I’m almost never satisfied with my performance as a teacher. Partly because I’m something of a neurotic perfectionist (which I’m pretty sure is an actual personality disorder according to the American Psychiatric Association); but also because the very nature of the teaching/learning enterprise–instructing, hearing, processing–is necessarily partial and incomplete. We can’t ever say all that needs to be said; our students can’t ever hear all that needs to be heard. Failure is built into the process.
But I press on, even in the midst of my ongoing personal failure and the built-in failure of the enterprise, striving to teach in ways that not only challenge intellectually but also engage morally and spiritually. I would expect this to be so even if my subject matter was chemistry or Chinese history, for it is always the case, with teaching that seeks to be transformative (and what other kind is there?)–that what is taught is “not simply that which [the teacher] has come to know, but how she has come to know it and the difference this knowing makes.”1
One thing that is important for good teaching is the necessity of cultivating an aesthetic. The challenge, as Jean Bethke Elshtain puts it, is to establish “an ethics of respect for the views of others, for the possibility of keeping multiple perspectives in play and in mind and, at the same time, focusing those perspectives, drawing out themes and imperatives, refusing to bring an artificial unity to the whole.”2
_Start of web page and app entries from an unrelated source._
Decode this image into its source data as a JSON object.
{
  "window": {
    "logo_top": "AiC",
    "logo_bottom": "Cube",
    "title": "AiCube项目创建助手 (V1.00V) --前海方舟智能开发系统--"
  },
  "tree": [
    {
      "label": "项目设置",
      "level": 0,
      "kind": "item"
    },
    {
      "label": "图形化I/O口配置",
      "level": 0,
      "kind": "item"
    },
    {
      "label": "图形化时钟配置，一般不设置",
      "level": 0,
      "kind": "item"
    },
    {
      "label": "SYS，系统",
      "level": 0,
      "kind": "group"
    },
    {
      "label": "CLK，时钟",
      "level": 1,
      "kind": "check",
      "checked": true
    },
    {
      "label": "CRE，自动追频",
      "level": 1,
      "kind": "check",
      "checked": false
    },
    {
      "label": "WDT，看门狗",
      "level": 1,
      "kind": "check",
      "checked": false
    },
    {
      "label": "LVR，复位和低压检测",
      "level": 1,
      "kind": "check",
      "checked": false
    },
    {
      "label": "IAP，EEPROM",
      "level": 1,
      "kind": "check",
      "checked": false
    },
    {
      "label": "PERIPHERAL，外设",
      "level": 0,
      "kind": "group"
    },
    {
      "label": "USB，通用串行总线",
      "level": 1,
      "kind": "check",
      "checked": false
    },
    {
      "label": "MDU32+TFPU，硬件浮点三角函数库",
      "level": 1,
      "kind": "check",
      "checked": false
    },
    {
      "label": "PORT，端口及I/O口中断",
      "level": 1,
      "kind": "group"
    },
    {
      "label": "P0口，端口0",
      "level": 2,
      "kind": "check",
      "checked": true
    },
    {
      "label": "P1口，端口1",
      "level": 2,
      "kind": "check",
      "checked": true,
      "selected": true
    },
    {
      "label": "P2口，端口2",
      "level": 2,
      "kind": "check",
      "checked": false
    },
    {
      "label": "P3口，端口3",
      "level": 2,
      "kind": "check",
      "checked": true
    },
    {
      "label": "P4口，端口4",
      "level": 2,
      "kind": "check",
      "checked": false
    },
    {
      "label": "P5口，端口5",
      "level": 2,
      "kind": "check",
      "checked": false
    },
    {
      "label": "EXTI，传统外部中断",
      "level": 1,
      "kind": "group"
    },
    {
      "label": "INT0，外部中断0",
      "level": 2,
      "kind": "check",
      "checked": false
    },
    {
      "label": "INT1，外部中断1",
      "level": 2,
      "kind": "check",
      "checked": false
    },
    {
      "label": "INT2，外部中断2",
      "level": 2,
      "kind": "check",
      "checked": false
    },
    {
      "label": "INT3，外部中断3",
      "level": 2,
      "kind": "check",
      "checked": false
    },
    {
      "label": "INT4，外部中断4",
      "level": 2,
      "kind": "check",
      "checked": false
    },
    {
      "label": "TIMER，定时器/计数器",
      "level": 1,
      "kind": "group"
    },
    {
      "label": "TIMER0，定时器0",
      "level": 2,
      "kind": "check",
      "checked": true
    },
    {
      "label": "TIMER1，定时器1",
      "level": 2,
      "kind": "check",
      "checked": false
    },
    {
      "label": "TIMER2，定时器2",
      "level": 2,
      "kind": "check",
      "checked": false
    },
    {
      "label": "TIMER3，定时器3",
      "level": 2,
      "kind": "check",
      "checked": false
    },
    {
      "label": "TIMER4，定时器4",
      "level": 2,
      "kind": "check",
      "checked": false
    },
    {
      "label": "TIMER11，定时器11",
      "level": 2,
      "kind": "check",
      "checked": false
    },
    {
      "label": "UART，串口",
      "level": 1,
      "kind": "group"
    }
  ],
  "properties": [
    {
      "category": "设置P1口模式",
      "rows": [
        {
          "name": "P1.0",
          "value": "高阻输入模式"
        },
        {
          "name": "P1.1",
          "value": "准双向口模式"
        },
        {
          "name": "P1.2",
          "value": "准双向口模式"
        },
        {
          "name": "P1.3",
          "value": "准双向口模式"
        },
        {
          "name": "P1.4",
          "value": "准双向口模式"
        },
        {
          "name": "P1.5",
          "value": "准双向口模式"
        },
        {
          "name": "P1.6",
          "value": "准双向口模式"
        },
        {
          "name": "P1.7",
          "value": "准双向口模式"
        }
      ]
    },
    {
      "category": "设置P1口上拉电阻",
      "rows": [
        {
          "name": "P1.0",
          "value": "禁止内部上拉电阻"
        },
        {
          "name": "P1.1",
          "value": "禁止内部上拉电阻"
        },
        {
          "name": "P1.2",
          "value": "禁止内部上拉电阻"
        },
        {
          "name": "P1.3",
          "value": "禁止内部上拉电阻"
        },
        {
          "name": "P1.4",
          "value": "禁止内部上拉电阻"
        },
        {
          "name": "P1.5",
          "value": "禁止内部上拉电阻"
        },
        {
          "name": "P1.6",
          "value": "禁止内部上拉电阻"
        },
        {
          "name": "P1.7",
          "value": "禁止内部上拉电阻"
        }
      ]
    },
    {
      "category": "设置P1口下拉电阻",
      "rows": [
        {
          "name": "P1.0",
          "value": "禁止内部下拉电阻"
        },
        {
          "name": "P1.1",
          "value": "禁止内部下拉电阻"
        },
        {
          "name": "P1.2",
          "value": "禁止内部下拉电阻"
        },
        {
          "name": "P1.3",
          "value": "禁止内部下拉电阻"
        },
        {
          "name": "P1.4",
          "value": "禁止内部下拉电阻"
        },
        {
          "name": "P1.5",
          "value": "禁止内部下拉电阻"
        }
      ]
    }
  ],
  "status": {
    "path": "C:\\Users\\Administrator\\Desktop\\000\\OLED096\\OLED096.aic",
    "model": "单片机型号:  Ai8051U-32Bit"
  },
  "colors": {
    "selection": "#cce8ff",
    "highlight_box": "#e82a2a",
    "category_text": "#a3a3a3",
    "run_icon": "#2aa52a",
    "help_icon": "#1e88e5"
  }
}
This is not the same as saying “anything goes” or “one opinion is as good as another.” It is, rather, the hard work of creating a hospitable learning environment that can also make critical judgments and careful discriminations and which can, maybe most importantly, be open to surprise–to the possibility that knowledge and insight can come from unlikely places and when we least expect it. A rare gift that teachers and students should never take for granted.
As pretentious as it may sound, I think of my engagement with students over a semester as a journey of mutual transformation. I expect them to be different when the course is complete and I know that I will be too. But pedagogy in institutions of higher learning is often conceived of and practiced as a kind of “strategy for avoiding our own conversion.”3
“Think for yourself,” is modernity’s mantra to the bewildered student. But we don’t really believe that. We want our students to think like us; that is, we want them to come to understand that reasoning and critical thinking are skills learned over time as we/they are habituated into the discursive practices of a particular discipline–Chemistry, say, or Chinese History.
We want, in other words, to convert them. That is the aim of our art.
1. Jean Bethke Elshtain, “Teaching as Drama” in Schooling Christians: Holy Experiments in American Education” (Eerdmans, 1992), p. 55
2. Elshtain, p. 55
3. Parker Palmer, To Know As We Are Known: Education as Spiritual Journey (Harper Collins, 1993), p. 40